The video productions class makes a recruiting video for the Student Support Coordinators to show just about every year. This video shows potential students each class and a little bit of information about each one. To keep up with recent trends, the video this year is a mannequin challenge.The video productions student were going to do one just as a class but thought it would be a good idea to do one on a larger scale as a promotional video instead.
Each class struck a pose in their normal classrooms to give viewers a feel of what these classes are like. It was filmed by first-year video productions student Hannah Christy.
“I think it went really well. The majority of the production was made by first-year students and we really came together to make it good,” Hannah said.
The video is available for the public to see on the Porter County Career Center’s Facebook page.
Student of the Quarter
The staff enjoys rewarding students who work hard every day.
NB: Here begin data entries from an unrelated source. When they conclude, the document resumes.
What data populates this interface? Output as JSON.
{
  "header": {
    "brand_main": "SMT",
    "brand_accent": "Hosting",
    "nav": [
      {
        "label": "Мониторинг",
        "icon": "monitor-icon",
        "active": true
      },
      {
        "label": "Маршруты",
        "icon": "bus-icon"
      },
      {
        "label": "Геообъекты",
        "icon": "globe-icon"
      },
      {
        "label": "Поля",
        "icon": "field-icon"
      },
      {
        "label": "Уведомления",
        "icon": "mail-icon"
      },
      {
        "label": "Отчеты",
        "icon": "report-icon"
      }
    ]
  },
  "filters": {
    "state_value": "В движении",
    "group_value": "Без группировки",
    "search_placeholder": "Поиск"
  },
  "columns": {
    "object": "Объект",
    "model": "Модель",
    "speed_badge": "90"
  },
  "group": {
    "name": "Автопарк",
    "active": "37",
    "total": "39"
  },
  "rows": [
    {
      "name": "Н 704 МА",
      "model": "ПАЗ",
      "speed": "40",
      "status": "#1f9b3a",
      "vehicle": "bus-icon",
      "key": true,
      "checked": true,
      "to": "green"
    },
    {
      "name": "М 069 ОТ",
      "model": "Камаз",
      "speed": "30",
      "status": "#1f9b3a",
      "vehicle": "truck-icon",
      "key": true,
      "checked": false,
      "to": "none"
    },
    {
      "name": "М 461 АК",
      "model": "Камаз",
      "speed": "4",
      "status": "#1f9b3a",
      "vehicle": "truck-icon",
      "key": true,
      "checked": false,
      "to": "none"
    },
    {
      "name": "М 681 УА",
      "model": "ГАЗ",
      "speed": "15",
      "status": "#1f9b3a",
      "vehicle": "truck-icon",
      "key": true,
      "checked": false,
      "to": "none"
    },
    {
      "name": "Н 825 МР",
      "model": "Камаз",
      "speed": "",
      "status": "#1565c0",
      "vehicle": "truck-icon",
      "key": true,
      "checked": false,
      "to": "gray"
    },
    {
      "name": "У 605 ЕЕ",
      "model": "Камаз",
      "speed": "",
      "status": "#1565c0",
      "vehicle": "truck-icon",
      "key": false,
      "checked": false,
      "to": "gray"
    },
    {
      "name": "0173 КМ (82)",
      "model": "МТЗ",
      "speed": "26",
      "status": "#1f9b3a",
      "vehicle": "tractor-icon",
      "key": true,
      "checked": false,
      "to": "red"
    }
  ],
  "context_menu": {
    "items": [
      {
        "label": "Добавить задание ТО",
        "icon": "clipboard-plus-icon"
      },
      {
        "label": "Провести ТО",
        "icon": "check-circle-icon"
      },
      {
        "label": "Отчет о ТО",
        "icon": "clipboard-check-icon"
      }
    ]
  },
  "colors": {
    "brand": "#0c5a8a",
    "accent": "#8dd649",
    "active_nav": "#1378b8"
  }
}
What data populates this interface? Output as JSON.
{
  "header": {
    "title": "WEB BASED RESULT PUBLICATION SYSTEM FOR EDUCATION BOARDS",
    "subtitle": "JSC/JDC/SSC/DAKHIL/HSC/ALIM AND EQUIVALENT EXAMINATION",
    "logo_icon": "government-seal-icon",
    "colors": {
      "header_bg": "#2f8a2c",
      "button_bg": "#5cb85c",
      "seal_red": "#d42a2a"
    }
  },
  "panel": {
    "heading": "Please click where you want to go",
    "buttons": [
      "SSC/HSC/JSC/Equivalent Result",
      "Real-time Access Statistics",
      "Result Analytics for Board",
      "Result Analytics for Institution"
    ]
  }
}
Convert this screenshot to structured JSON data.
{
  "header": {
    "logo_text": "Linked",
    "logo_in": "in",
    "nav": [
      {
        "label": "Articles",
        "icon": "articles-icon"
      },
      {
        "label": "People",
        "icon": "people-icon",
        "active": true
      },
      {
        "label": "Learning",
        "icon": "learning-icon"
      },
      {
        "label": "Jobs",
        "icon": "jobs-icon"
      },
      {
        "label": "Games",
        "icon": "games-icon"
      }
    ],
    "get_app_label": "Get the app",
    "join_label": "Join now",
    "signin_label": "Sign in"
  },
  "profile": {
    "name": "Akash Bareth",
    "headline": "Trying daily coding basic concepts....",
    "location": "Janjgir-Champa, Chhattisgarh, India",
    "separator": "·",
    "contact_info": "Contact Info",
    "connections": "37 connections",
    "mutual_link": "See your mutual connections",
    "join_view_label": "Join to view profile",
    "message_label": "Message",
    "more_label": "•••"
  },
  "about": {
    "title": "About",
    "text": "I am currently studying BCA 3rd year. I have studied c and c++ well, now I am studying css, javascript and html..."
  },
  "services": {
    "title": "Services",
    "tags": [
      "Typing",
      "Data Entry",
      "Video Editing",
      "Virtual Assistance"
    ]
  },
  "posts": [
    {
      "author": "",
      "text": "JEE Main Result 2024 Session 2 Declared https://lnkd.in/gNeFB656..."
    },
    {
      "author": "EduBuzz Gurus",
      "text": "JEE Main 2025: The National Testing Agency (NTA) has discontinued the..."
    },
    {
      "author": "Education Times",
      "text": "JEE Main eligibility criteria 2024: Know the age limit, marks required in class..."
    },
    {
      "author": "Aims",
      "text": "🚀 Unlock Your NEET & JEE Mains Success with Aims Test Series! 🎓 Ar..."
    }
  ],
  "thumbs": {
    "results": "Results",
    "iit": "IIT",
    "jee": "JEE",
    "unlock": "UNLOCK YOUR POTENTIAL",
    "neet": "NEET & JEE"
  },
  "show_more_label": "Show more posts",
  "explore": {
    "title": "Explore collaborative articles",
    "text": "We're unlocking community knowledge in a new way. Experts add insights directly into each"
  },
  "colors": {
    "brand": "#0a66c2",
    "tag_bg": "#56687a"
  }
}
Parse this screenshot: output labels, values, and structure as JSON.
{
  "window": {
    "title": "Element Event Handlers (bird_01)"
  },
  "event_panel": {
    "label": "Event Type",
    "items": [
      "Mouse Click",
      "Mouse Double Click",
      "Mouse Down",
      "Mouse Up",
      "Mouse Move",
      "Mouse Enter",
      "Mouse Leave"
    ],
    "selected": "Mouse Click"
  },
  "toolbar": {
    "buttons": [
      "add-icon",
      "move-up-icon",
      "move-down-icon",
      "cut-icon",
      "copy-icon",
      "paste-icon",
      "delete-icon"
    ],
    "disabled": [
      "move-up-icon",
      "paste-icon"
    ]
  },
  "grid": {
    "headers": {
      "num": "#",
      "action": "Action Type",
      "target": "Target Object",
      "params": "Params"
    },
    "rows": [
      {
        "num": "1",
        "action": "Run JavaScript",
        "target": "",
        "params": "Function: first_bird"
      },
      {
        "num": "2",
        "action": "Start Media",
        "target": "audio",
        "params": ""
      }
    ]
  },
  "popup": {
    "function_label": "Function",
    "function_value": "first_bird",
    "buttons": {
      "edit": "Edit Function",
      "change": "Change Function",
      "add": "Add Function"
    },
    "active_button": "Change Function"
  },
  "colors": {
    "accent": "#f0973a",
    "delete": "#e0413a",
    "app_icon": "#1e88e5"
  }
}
Every quarter, the instructors pick a student from their class who has shown leadership skills, worked hard and stood out in their respective classes.
The Students of the Quarter in the morning classes for this first quarter are Truman Maxwell (building trades), Meg Parpart (health occupations), Hannah Christy (video productions), Eden Priest (entrepreneurship), Daniel Golko (auto), Scott Fisher (auto), Tyler Nordeen (CAD), Eric Jones (electronics), Anacelia Martinez (health occupations), and Anthony Stutz (machine trades).
The afternoon students that were selected are Angela Allison (auto), Steven McCarthy (auto), Alec Long (building trades), Kyle Stowers (strategic marketing internship), Dave Rivera (CAD), Ken Powell (electronics), Casey Zipped (health occupations), Lexi Sroka (health careers), Jason Shutske (machine trades), and Payton Ball (video productions).
Store Grand Opening
Since the beginning of this school year, the entrepreneurship class has been working hard to learn the basics of opening the school-based store and figuring out what to sell. They have named the store “Snacks by the Tracks” because of the recent rechristening of the Grand Trunk Train Depot. They had both an exclusive staff opening and a student opening.
On November 18th, the class opened the store for the staff to figure out what they needed to fix in order for the official grand opening to run smoothly. On November 21st, the class had their official grand opening. There was a ribbon cutting done by the entrepreneurship class president Derek Lasky, as well as the principal Mr. Groth. It was a special event for the class because all their hard work was finally on display for the whole school to see.
“I felt very excited about finally opening the store. I loved how the customers looked super happy and excited that the store was open,” Jasmine Wiley, a student from the business class said. “It was nice to hear the students and teachers say that we satisfied their hunger and that they loved the variety of foods that we offered.”
Since the grand opening, students have been working out all the problems and learning new things every day about what it is like to actually run a store. By the end of the year, every students will have experience in all the positions that are in the store such as manager, assistant manager and cashier.